By LA Weekly
By Henry Rollins
By Weekly Photographers
By Shea Serrano
By Nate "Igor" Smith
By Dan Weiss
By Erica E. Phillips
By Kai Flanders
We remember club nights in the ’80s when a visionary DJ like Mike Messex or Matt Dike would rock the Grease soundtrack next to AC/DC next to Eazy-E. Finally, after all these years, that kind of organic eclecticism has truly taken hold of L.A.’s dance floors. Whether it’s due to downloading or the disco-punk fad, or new DJ computer programs like Serato and Final Scratch, the gap between hip-hop, Top 40, indie rock and even classic metal is being bridged. (No more separate clubs or even rooms to segregate the rockers from the hip-hoppers!) In the process, DJs are creating a bona fide nightlife phenom. Here, some of our L.A. faves.
DJ AM:Celeb connects and Crazy Town affiliations aside, DJ AM (a.k.a. Adam Goldstein) earns fat gig fees with intricate mixes displaying inventive mashing skills on sounds ranging from hip-hop crowd pleasers to more adventurous prog-rock jams. “Playing one format of music for four hours gets old!” he says, adding, “There’s a dry spell in new music, to me. There aren’t enough good [new] records to fill up that much time without some oldies-but-goodies.”
Boogie Nights: Club LAX (which he co-owns) and Pure in Las Vegas
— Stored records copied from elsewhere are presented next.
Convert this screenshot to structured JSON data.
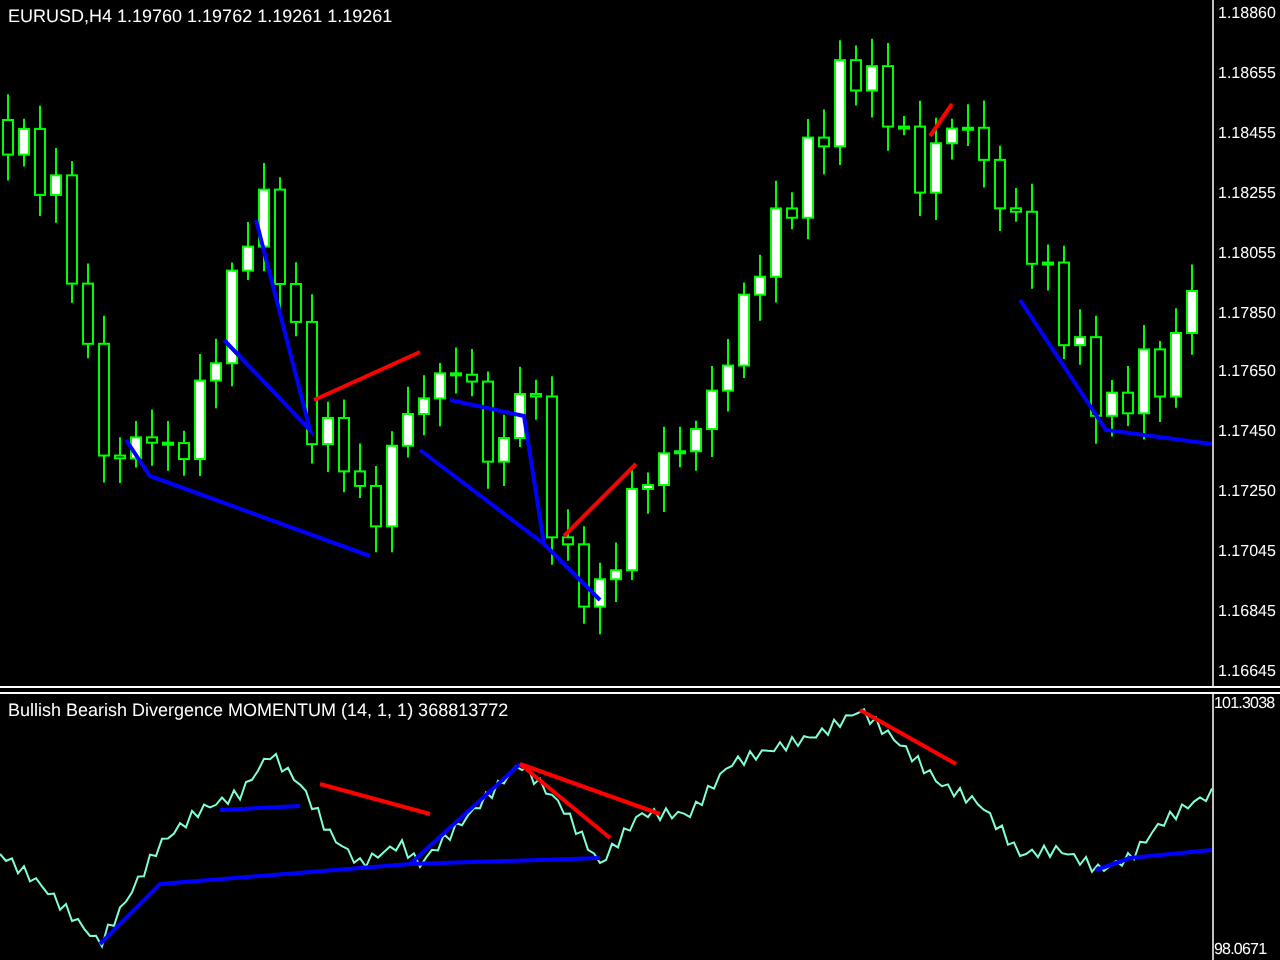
{
  "price_chart": {
    "header": "EURUSD,H4  1.19760 1.19762 1.19261 1.19261",
    "price_axis": [
      "1.18860",
      "1.18655",
      "1.18455",
      "1.18255",
      "1.18055",
      "1.17850",
      "1.17650",
      "1.17450",
      "1.17250",
      "1.17045",
      "1.16845",
      "1.16645"
    ]
  },
  "indicator": {
    "title": "Bullish Bearish Divergence MOMENTUM (14, 1, 1) 368813772",
    "value_axis": [
      "101.3038",
      "98.0671"
    ]
  }
}
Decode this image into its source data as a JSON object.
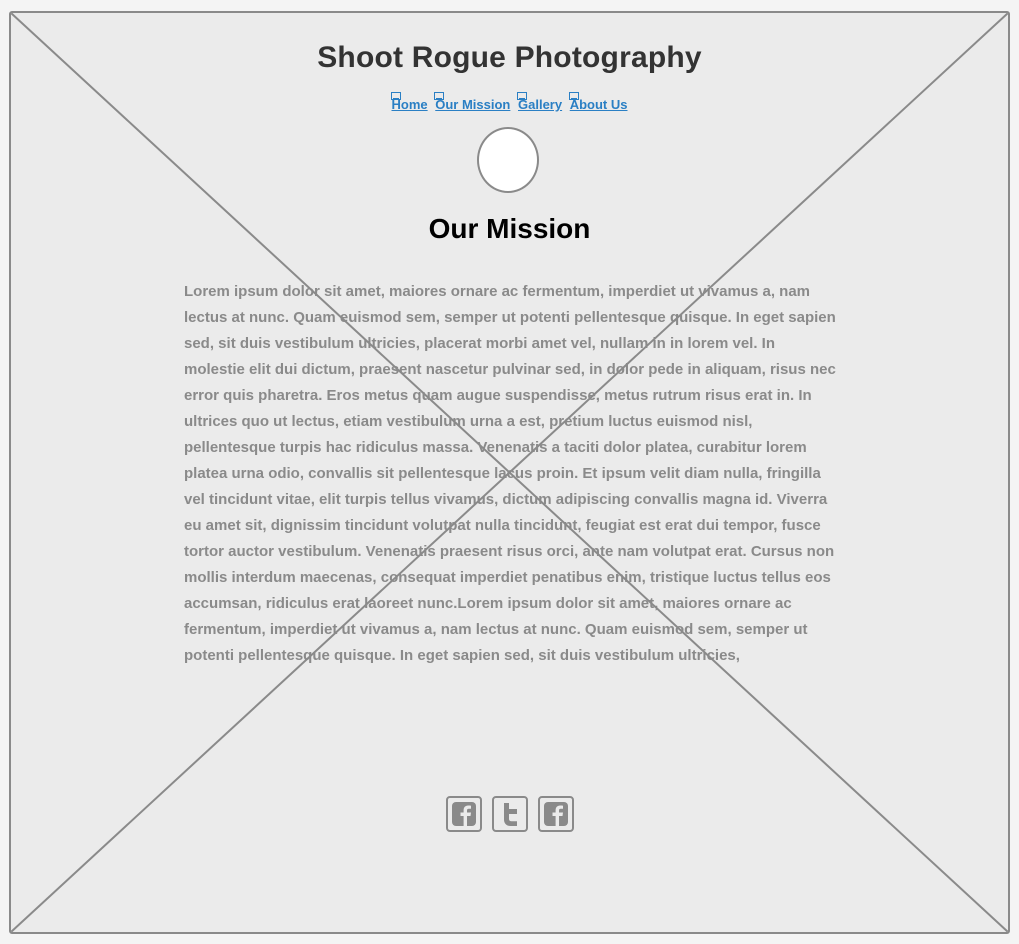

STEVE AOKI: Don’t hate him because he’s everywhere. Aoki (a.k.a. Kid Millionaire) has prospered for a reason: Dude knows what people like and he gives it to them, often. “Indie-rock kids like hip-hop too,” Aoki says. “They just don’t want to have to be around a bunch of cologne guys to hear it. Match the bpm and the energy, and you can mix almost any style of music together.”
Boogie Nights:Cinespace, Tuesdays (which he co-promotes with Franki Chan, below); Hot Lava at LAX on Saturdays, and, soon, at the Spider Club, Fridays
SAMANTHA RONSON:“I grew up on rock & roll,” says Ronson, queen of the decks at promoter Brent Bolthouse’s soirees. “I probably got into hip-hop after Biggie died, and it’s been a natural progression from there.” Indeed, Ronson (whose bro is mashup whiz Mark Ronson, and whose dad was the late Mick Ronson) has a grasp of multifarious rhythmic sensibilities and musical eras, and often sneaks in random goodness like Journey and Rick Springfield.
Boogie Nights: Mood, Wednesdays; Privilege, Saturdays; Teddy’s, Mondays
FRANKI CHAN:Chan started by spinning rap to the tatted rockers at Fucking Awesome at Beauty Bar and never looked back. “It was subversive to like mainstream hip-hop in that scene,” he says. “Now people don’t care, they just want to have fun, especially when they’re drunk at 1 in the morning.”
Boogie Nights: Cinespace, Tuesdays, and a new night coming in March
DJ MORTY: Morty’s not new to this: His long-running, musically mixed dance party on Tuesdays at Canter’s Kibitz Room was the stuff of party legend. “Now that hip-hop is the mainstream it can start to stretch out and get adventurous. It doesn’t need to prove itself anymore,” he says. “It just needs to remain relevant and interesting. The same thing happened to rock & roll in the late ’70s.”
Boogie Nights: Dragonfly, Sundays, with the Spazmatics; Privilege Centerfold, Tuesdays; Privilege Garage, Fridays
More Beat-Bashers: Z-Trip, Danger Mouse, Kev E Kev, Adam 12, Stone Rokk (Vanguard), Squeek E Clean (Teddy’s), DJ Vice (LAX), Mark B (Nacional), DJ Splyce (Cabana Club), Josh Glazer (Panaramic Friday at Cinespace).